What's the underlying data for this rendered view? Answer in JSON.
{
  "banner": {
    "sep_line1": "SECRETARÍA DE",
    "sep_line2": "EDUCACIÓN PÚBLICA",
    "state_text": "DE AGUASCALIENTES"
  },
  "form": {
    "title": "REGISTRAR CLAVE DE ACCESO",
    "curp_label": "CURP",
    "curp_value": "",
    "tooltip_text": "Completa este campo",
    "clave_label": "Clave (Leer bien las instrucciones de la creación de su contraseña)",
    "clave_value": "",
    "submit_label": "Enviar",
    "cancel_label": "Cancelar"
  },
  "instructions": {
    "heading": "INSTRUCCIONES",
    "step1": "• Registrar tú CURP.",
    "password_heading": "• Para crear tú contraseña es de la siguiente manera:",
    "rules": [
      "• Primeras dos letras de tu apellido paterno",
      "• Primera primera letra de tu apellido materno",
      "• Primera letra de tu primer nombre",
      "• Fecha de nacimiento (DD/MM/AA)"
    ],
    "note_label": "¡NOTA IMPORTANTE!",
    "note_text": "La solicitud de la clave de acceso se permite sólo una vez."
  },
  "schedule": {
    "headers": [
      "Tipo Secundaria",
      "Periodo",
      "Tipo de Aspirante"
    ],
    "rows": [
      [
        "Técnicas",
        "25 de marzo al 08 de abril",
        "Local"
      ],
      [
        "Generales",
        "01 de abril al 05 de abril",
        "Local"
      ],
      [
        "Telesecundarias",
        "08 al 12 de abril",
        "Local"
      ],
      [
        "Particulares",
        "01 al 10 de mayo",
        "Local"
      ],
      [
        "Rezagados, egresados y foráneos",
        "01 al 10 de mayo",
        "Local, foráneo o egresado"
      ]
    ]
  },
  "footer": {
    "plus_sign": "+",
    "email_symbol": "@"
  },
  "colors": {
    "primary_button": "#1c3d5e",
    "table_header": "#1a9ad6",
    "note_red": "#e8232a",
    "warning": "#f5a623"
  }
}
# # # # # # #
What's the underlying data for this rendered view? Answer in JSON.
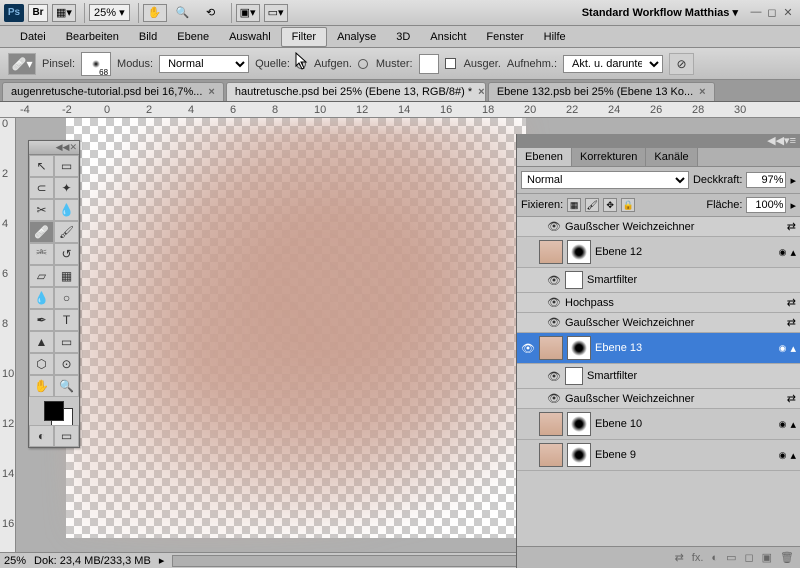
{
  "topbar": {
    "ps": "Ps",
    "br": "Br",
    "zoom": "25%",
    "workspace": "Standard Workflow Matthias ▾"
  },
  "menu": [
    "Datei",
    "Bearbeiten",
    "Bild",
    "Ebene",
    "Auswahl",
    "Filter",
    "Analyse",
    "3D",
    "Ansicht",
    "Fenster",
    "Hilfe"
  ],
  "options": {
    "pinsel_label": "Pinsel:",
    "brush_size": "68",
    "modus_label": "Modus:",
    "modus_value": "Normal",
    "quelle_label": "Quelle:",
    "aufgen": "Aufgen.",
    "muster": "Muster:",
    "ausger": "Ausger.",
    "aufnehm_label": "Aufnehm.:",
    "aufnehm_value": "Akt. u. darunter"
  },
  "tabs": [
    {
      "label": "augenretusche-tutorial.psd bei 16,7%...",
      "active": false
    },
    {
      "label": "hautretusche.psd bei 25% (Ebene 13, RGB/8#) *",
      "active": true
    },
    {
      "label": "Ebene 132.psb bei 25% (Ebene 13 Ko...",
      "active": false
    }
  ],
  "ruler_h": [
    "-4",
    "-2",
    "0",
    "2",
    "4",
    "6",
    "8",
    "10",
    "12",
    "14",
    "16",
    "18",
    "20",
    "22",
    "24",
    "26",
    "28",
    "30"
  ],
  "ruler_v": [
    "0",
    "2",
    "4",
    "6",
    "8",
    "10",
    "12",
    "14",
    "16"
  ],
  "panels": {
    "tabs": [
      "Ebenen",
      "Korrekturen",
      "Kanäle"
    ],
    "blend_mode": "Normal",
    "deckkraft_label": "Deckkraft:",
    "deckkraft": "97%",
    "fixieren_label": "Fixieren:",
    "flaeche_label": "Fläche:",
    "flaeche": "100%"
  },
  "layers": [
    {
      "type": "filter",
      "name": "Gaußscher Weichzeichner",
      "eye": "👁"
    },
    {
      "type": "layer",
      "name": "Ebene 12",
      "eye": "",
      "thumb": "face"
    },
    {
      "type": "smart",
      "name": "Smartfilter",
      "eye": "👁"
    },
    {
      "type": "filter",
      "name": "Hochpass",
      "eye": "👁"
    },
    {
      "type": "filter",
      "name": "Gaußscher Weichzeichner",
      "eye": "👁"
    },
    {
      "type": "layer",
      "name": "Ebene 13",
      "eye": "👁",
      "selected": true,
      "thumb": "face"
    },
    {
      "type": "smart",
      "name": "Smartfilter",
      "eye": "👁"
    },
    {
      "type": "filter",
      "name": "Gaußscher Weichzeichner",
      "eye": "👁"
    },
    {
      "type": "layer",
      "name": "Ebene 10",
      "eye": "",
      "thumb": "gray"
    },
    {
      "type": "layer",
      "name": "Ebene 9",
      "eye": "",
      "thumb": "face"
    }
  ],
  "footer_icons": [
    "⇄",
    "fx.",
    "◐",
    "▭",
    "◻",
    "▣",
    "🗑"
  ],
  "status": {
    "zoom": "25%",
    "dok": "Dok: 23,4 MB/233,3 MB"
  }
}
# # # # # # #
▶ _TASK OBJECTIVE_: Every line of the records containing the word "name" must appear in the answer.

▶ _THE COMPLETED TASK_:
      "name": "Gaußscher Weichzeichner",
      "name": "Ebene 12",
      "name": "Smartfilter",
      "name": "Hochpass",
      "name": "Gaußscher Weichzeichner",
      "name": "Ebene 13",
      "name": "Smartfilter",
      "name": "Gaußscher Weichzeichner",
      "name": "Ebene 10",
      "name": "Ebene 9",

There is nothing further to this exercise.